From the above it is obvious that it is impossible to use the common name when working with fish all over the world. This situation is even worse when it is realized that the same common name can be used to cover a large number of entirely different fish. The common name butterfish is used for 12 different fish and when you order butterfish in a restaurant you have no idea what fish you are actually being served.
The Original Name is the Scientific Name that was given to a species when it was originally described as a new species. The timing is extremely important and under dispute even minutes can determine which name is the Original Name and which author gets the credit. Original Names are extremely important and are used as the reference point when any major investigation or review is carried out. In FishWise a design requirement is that all names used are either Original Names or are names which are linked to an Original Name. All genus species name combinations in this data base meet this requirement.

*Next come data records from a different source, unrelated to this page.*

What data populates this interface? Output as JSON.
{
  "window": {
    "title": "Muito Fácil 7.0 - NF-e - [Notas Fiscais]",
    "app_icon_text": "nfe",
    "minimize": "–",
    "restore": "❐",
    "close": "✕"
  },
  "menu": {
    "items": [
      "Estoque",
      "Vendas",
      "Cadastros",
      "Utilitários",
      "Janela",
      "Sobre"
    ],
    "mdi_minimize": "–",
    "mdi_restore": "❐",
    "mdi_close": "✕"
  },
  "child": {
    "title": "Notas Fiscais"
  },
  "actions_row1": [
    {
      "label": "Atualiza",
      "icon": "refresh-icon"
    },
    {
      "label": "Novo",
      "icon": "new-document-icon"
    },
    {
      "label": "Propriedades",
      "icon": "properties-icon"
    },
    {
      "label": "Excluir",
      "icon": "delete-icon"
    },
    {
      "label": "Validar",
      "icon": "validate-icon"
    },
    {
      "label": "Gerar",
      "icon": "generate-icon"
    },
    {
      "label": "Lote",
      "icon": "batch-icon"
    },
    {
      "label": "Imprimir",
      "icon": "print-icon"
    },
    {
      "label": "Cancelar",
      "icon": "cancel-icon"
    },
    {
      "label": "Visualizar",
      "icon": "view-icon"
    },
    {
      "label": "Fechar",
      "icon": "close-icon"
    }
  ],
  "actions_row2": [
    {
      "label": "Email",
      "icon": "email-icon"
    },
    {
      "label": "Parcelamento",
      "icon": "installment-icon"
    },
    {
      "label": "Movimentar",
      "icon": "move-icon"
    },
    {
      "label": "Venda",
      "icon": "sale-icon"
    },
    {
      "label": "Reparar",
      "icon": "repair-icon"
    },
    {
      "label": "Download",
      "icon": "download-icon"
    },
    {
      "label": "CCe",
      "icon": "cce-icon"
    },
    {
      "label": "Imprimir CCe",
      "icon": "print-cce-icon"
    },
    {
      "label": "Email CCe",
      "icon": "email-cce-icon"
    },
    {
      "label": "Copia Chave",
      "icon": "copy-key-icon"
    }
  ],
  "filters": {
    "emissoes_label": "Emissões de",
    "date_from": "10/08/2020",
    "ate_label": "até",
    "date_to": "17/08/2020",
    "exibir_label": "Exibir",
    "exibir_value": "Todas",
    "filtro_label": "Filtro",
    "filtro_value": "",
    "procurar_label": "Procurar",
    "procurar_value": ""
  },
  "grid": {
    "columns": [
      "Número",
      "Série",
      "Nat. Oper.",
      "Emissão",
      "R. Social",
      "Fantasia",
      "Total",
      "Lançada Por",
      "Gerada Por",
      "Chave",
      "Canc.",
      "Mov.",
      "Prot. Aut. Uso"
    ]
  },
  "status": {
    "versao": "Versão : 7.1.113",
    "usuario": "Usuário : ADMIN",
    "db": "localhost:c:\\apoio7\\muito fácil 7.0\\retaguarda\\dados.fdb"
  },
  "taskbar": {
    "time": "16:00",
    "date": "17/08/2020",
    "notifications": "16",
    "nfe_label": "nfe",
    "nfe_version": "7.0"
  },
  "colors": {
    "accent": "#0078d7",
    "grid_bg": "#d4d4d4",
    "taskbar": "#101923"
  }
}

The simple Scientific Name is called a binomen. It is made up of two parts, the Genus and the Species and will typically have the form “Pomacanthus imperator”. Conventionally the binomen is italicized, the first character of Genus is capitalized and the balance of the name is in lower case. The Scientific Name is often incorrectly referred to as the Latin Name. It is in fact made up from names that are then Latinized. Many of the names come from Latin or Greek but can also come from other languages. The final name must follow the rules of Latin, for instance the Genus will have a gender and the Species should have the same gender. The ending of the Species name would then generally indicate the gender so that ‘us’, ‘a’ and ‘um’ as endings would indicate masculine, feminine and neuter unless the original author or revisor indicate or imply that this is not the case. There are many rules and conventions that apply to the scientific naming of a fish as well as many exceptions. Nomenclatural decisions are made on the basis of the articles of the “International Code of Zoological Nomenclature” (ICZN). The object of the code is to promote stability and universality in the scientific names of animals (including fish) and to ensure that the name of each taxon is unique and distinct. It is interesting to note that although adherence to the code is voluntary, virtually all systematists follow the Code and this is one of the few areas of total world cooperation.

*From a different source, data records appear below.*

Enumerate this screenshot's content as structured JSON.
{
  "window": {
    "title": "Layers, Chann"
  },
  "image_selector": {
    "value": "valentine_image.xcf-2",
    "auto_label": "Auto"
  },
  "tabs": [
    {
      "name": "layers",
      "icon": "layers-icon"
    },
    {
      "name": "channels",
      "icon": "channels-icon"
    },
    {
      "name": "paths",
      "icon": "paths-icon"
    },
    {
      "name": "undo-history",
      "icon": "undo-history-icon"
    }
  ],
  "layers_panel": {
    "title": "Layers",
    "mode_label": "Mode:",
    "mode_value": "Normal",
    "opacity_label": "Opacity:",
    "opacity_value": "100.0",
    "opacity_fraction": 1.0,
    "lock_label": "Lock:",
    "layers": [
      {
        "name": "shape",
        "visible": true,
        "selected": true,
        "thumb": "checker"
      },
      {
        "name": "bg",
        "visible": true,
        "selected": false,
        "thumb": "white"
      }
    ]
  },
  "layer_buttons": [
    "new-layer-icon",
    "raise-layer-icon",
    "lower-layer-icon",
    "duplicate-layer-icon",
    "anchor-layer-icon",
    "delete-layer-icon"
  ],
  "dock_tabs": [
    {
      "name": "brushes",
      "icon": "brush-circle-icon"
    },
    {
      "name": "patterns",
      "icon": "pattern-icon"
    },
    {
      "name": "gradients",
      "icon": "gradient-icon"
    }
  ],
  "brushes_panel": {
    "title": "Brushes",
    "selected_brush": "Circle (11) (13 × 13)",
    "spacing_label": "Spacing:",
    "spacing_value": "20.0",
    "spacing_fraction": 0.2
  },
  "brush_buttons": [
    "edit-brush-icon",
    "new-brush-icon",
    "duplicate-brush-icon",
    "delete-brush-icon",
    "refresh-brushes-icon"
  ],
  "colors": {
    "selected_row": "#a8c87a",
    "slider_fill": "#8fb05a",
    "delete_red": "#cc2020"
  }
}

Currently Accepted Name
The Currently Accepted Name is not well defined. It is the Scientific Name that is generally used by the experts in the field. These names are found in books, scientific publications, reviews of families and genera. The currently accepted name is obtained by comparing the different name combinations used for that species. Once you have determined when the name was used and by whom it was used it is normally fairly simple to select the Currently Accepted Name. There is not always consensus when one of the names is chosen but over time as more research and investigation is done and more papers are written, a name combination will emerge that is accepted as the currently accepted name.